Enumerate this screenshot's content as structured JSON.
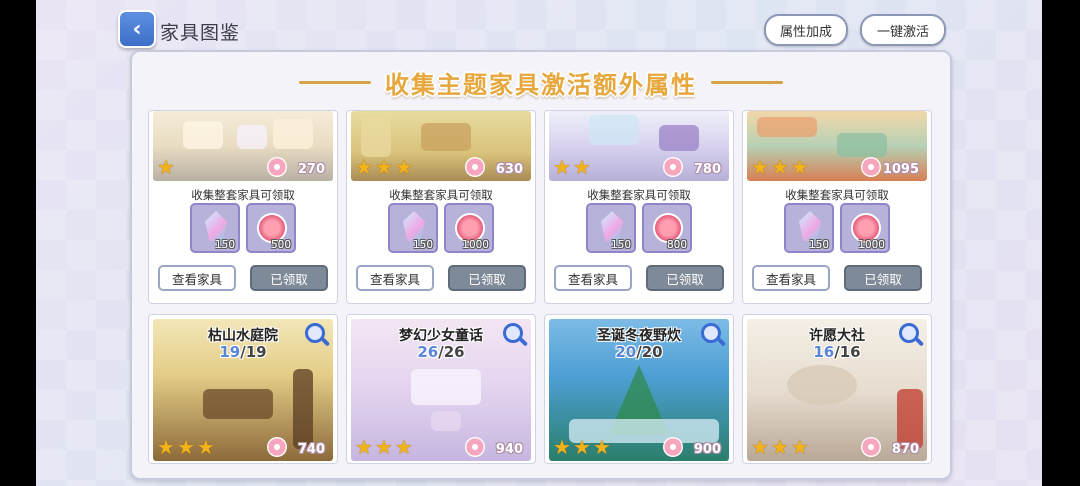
{
  "header": {
    "back_icon": "chevron-left-icon",
    "title": "家具图鉴",
    "attr_button": "属性加成",
    "activate_button": "一键激活"
  },
  "banner": {
    "text": "收集主题家具激活额外属性"
  },
  "row1": [
    {
      "stars": 1,
      "points": "270",
      "subtitle": "收集整套家具可领取",
      "rewards": [
        {
          "icon": "crystal-icon",
          "qty": "150"
        },
        {
          "icon": "coin-icon",
          "qty": "500"
        }
      ],
      "view": "查看家具",
      "claimed": "已领取"
    },
    {
      "stars": 3,
      "points": "630",
      "subtitle": "收集整套家具可领取",
      "rewards": [
        {
          "icon": "crystal-icon",
          "qty": "150"
        },
        {
          "icon": "coin-icon",
          "qty": "1000"
        }
      ],
      "view": "查看家具",
      "claimed": "已领取"
    },
    {
      "stars": 2,
      "points": "780",
      "subtitle": "收集整套家具可领取",
      "rewards": [
        {
          "icon": "crystal-icon",
          "qty": "150"
        },
        {
          "icon": "coin-icon",
          "qty": "800"
        }
      ],
      "view": "查看家具",
      "claimed": "已领取"
    },
    {
      "stars": 3,
      "points": "1095",
      "subtitle": "收集整套家具可领取",
      "rewards": [
        {
          "icon": "crystal-icon",
          "qty": "150"
        },
        {
          "icon": "coin-icon",
          "qty": "1000"
        }
      ],
      "view": "查看家具",
      "claimed": "已领取"
    }
  ],
  "row2": [
    {
      "title": "枯山水庭院",
      "current": "19",
      "total": "/19",
      "stars": 3,
      "points": "740"
    },
    {
      "title": "梦幻少女童话",
      "current": "26",
      "total": "/26",
      "stars": 3,
      "points": "940"
    },
    {
      "title": "圣诞冬夜野炊",
      "current": "20",
      "total": "/20",
      "stars": 3,
      "points": "900"
    },
    {
      "title": "许愿大社",
      "current": "16",
      "total": "/16",
      "stars": 3,
      "points": "870"
    }
  ],
  "colors": {
    "accent_blue": "#3e6fc8",
    "banner_gold": "#e6a73d",
    "star_gold": "#f2b21c",
    "progress_blue": "#5a86d6"
  }
}
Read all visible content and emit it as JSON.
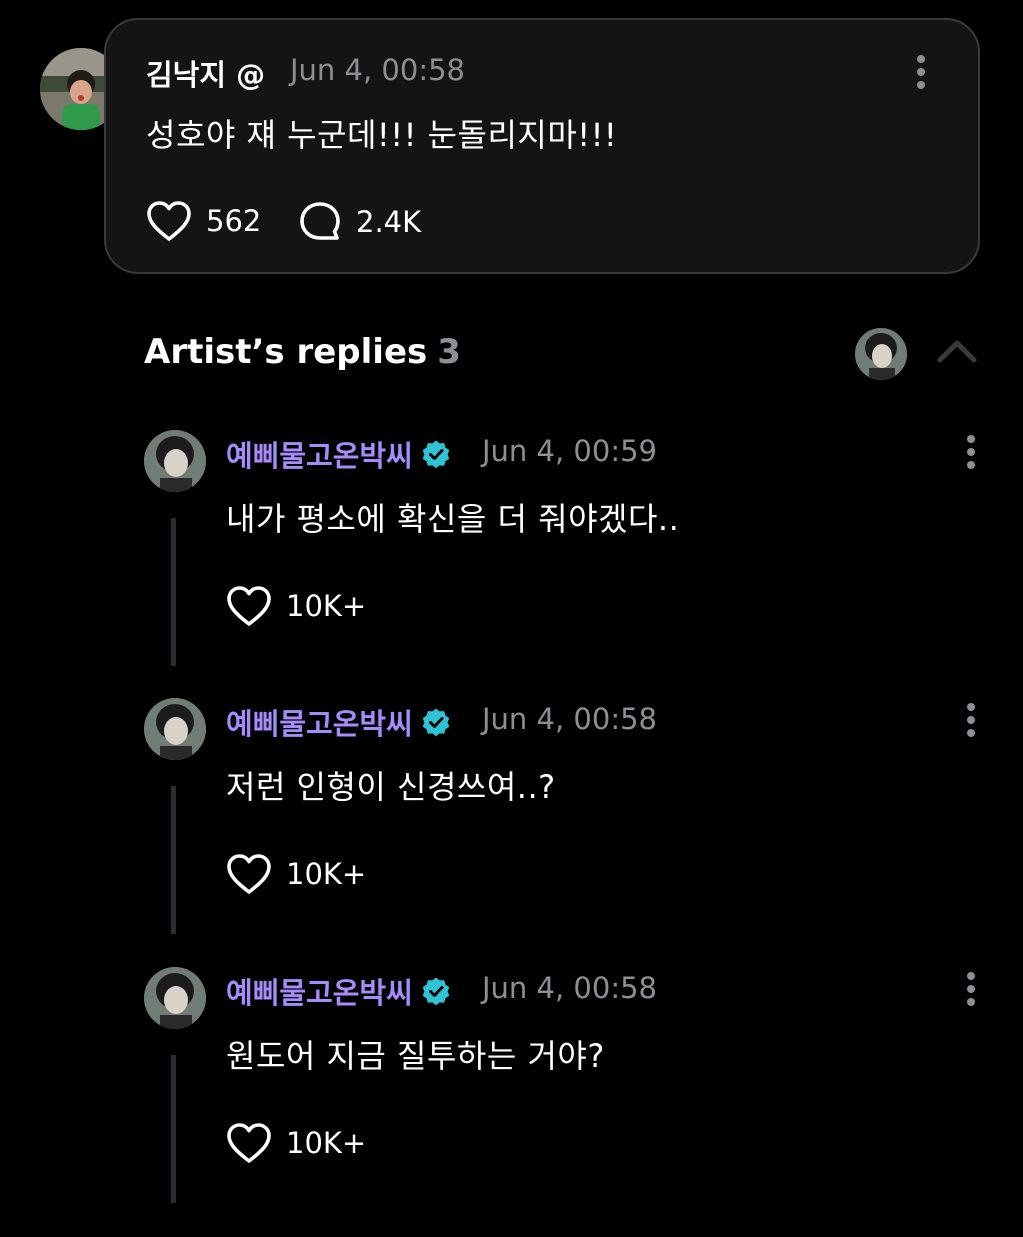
{
  "post": {
    "author": "김낙지 @",
    "time": "Jun 4, 00:58",
    "text": "성호야 쟤 누군데!!! 눈돌리지마!!!",
    "likes": "562",
    "comments": "2.4K",
    "icons": [
      "avatar",
      "more-vertical-icon",
      "heart-icon",
      "comment-bubble-icon"
    ]
  },
  "artist_replies": {
    "title": "Artist’s replies",
    "count": "3",
    "icons": [
      "artist-avatar",
      "chevron-up-icon"
    ]
  },
  "replies": [
    {
      "author": "예삐물고온박씨",
      "time": "Jun 4, 00:59",
      "text": "내가 평소에 확신을 더 줘야겠다..",
      "likes": "10K+"
    },
    {
      "author": "예삐물고온박씨",
      "time": "Jun 4, 00:58",
      "text": "저런 인형이 신경쓰여..?",
      "likes": "10K+"
    },
    {
      "author": "예삐물고온박씨",
      "time": "Jun 4, 00:58",
      "text": "원도어 지금 질투하는 거야?",
      "likes": "10K+"
    }
  ],
  "colors": {
    "background": "#000000",
    "card_background": "#141414",
    "card_border": "#3a3a3c",
    "artist_name": "#a78bfa",
    "verified_badge": "#2ec4d6",
    "secondary_text": "#8e8e93"
  }
}
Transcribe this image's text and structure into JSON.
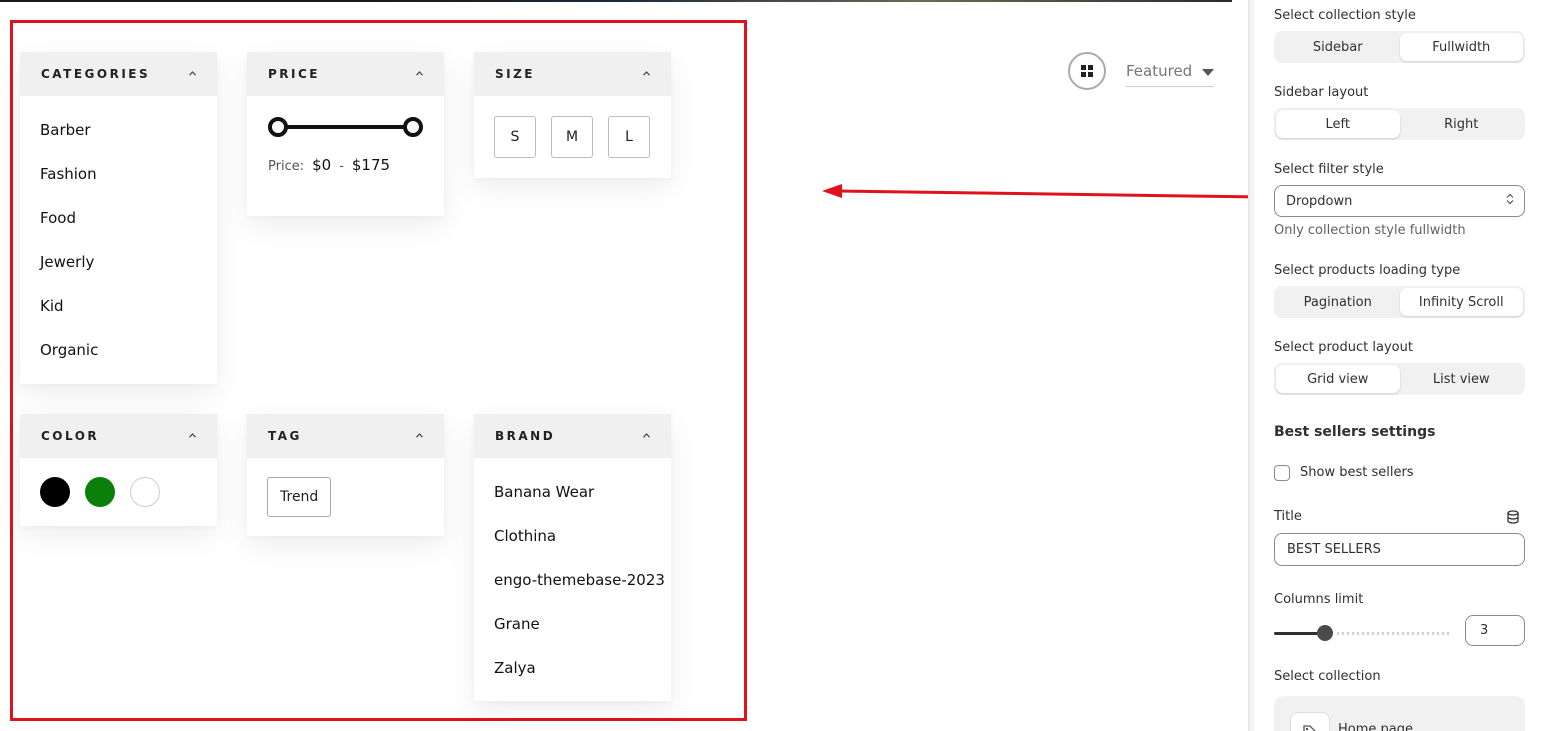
{
  "preview": {
    "categories": {
      "title": "CATEGORIES",
      "items": [
        "Barber",
        "Fashion",
        "Food",
        "Jewerly",
        "Kid",
        "Organic"
      ]
    },
    "price": {
      "title": "PRICE",
      "label": "Price:",
      "min": "$0",
      "separator": "-",
      "max": "$175"
    },
    "size": {
      "title": "SIZE",
      "options": [
        "S",
        "M",
        "L"
      ]
    },
    "color": {
      "title": "COLOR",
      "swatches": [
        "#000000",
        "#0a7f0a",
        "#ffffff"
      ]
    },
    "tag": {
      "title": "TAG",
      "items": [
        "Trend"
      ]
    },
    "brand": {
      "title": "BRAND",
      "items": [
        "Banana Wear",
        "Clothina",
        "engo-themebase-2023",
        "Grane",
        "Zalya"
      ]
    },
    "toolbar": {
      "sort_label": "Featured",
      "grid_icon": "grid-icon"
    }
  },
  "settings": {
    "collection_style": {
      "label": "Select collection style",
      "options": [
        "Sidebar",
        "Fullwidth"
      ],
      "selected": "Fullwidth"
    },
    "sidebar_layout": {
      "label": "Sidebar layout",
      "options": [
        "Left",
        "Right"
      ],
      "selected": "Left"
    },
    "filter_style": {
      "label": "Select filter style",
      "value": "Dropdown",
      "help": "Only collection style fullwidth"
    },
    "loading_type": {
      "label": "Select products loading type",
      "options": [
        "Pagination",
        "Infinity Scroll"
      ],
      "selected": "Infinity Scroll"
    },
    "product_layout": {
      "label": "Select product layout",
      "options": [
        "Grid view",
        "List view"
      ],
      "selected": "Grid view"
    },
    "best_sellers": {
      "heading": "Best sellers settings",
      "show_label": "Show best sellers",
      "show_checked": false,
      "title_label": "Title",
      "title_value": "BEST SELLERS",
      "columns_label": "Columns limit",
      "columns_value": "3",
      "columns_fraction": 0.27
    },
    "collection": {
      "label": "Select collection",
      "name": "Home page"
    }
  },
  "colors": {
    "annotation": "#e0121b",
    "accent_green": "#0a7f0a"
  }
}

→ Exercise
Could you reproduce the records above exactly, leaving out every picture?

→ Completed exercise
Enumerate this screenshot's content as structured JSON.
{
  "header": {
    "back_icon": "chevron-left-icon",
    "title": "家具图鉴",
    "attr_button": "属性加成",
    "activate_button": "一键激活"
  },
  "banner": {
    "text": "收集主题家具激活额外属性"
  },
  "row1": [
    {
      "stars": 1,
      "points": "270",
      "subtitle": "收集整套家具可领取",
      "rewards": [
        {
          "icon": "crystal-icon",
          "qty": "150"
        },
        {
          "icon": "coin-icon",
          "qty": "500"
        }
      ],
      "view": "查看家具",
      "claimed": "已领取"
    },
    {
      "stars": 3,
      "points": "630",
      "subtitle": "收集整套家具可领取",
      "rewards": [
        {
          "icon": "crystal-icon",
          "qty": "150"
        },
        {
          "icon": "coin-icon",
          "qty": "1000"
        }
      ],
      "view": "查看家具",
      "claimed": "已领取"
    },
    {
      "stars": 2,
      "points": "780",
      "subtitle": "收集整套家具可领取",
      "rewards": [
        {
          "icon": "crystal-icon",
          "qty": "150"
        },
        {
          "icon": "coin-icon",
          "qty": "800"
        }
      ],
      "view": "查看家具",
      "claimed": "已领取"
    },
    {
      "stars": 3,
      "points": "1095",
      "subtitle": "收集整套家具可领取",
      "rewards": [
        {
          "icon": "crystal-icon",
          "qty": "150"
        },
        {
          "icon": "coin-icon",
          "qty": "1000"
        }
      ],
      "view": "查看家具",
      "claimed": "已领取"
    }
  ],
  "row2": [
    {
      "title": "枯山水庭院",
      "current": "19",
      "total": "/19",
      "stars": 3,
      "points": "740"
    },
    {
      "title": "梦幻少女童话",
      "current": "26",
      "total": "/26",
      "stars": 3,
      "points": "940"
    },
    {
      "title": "圣诞冬夜野炊",
      "current": "20",
      "total": "/20",
      "stars": 3,
      "points": "900"
    },
    {
      "title": "许愿大社",
      "current": "16",
      "total": "/16",
      "stars": 3,
      "points": "870"
    }
  ],
  "colors": {
    "accent_blue": "#3e6fc8",
    "banner_gold": "#e6a73d",
    "star_gold": "#f2b21c",
    "progress_blue": "#5a86d6"
  }
}
Read all visible content and emit it as JSON.
{
  "post": {
    "author": "김낙지 @",
    "time": "Jun 4, 00:58",
    "text": "성호야 쟤 누군데!!! 눈돌리지마!!!",
    "likes": "562",
    "comments": "2.4K",
    "icons": [
      "avatar",
      "more-vertical-icon",
      "heart-icon",
      "comment-bubble-icon"
    ]
  },
  "artist_replies": {
    "title": "Artist’s replies",
    "count": "3",
    "icons": [
      "artist-avatar",
      "chevron-up-icon"
    ]
  },
  "replies": [
    {
      "author": "예삐물고온박씨",
      "time": "Jun 4, 00:59",
      "text": "내가 평소에 확신을 더 줘야겠다..",
      "likes": "10K+"
    },
    {
      "author": "예삐물고온박씨",
      "time": "Jun 4, 00:58",
      "text": "저런 인형이 신경쓰여..?",
      "likes": "10K+"
    },
    {
      "author": "예삐물고온박씨",
      "time": "Jun 4, 00:58",
      "text": "원도어 지금 질투하는 거야?",
      "likes": "10K+"
    }
  ],
  "colors": {
    "background": "#000000",
    "card_background": "#141414",
    "card_border": "#3a3a3c",
    "artist_name": "#a78bfa",
    "verified_badge": "#2ec4d6",
    "secondary_text": "#8e8e93"
  }
}
Transcribe this image's text and structure into JSON.
{
  "preview": {
    "categories": {
      "title": "CATEGORIES",
      "items": [
        "Barber",
        "Fashion",
        "Food",
        "Jewerly",
        "Kid",
        "Organic"
      ]
    },
    "price": {
      "title": "PRICE",
      "label": "Price:",
      "min": "$0",
      "separator": "-",
      "max": "$175"
    },
    "size": {
      "title": "SIZE",
      "options": [
        "S",
        "M",
        "L"
      ]
    },
    "color": {
      "title": "COLOR",
      "swatches": [
        "#000000",
        "#0a7f0a",
        "#ffffff"
      ]
    },
    "tag": {
      "title": "TAG",
      "items": [
        "Trend"
      ]
    },
    "brand": {
      "title": "BRAND",
      "items": [
        "Banana Wear",
        "Clothina",
        "engo-themebase-2023",
        "Grane",
        "Zalya"
      ]
    },
    "toolbar": {
      "sort_label": "Featured",
      "grid_icon": "grid-icon"
    }
  },
  "settings": {
    "collection_style": {
      "label": "Select collection style",
      "options": [
        "Sidebar",
        "Fullwidth"
      ],
      "selected": "Fullwidth"
    },
    "sidebar_layout": {
      "label": "Sidebar layout",
      "options": [
        "Left",
        "Right"
      ],
      "selected": "Left"
    },
    "filter_style": {
      "label": "Select filter style",
      "value": "Dropdown",
      "help": "Only collection style fullwidth"
    },
    "loading_type": {
      "label": "Select products loading type",
      "options": [
        "Pagination",
        "Infinity Scroll"
      ],
      "selected": "Infinity Scroll"
    },
    "product_layout": {
      "label": "Select product layout",
      "options": [
        "Grid view",
        "List view"
      ],
      "selected": "Grid view"
    },
    "best_sellers": {
      "heading": "Best sellers settings",
      "show_label": "Show best sellers",
      "show_checked": false,
      "title_label": "Title",
      "title_value": "BEST SELLERS",
      "columns_label": "Columns limit",
      "columns_value": "3",
      "columns_fraction": 0.27
    },
    "collection": {
      "label": "Select collection",
      "name": "Home page"
    }
  },
  "colors": {
    "annotation": "#e0121b",
    "accent_green": "#0a7f0a"
  }
}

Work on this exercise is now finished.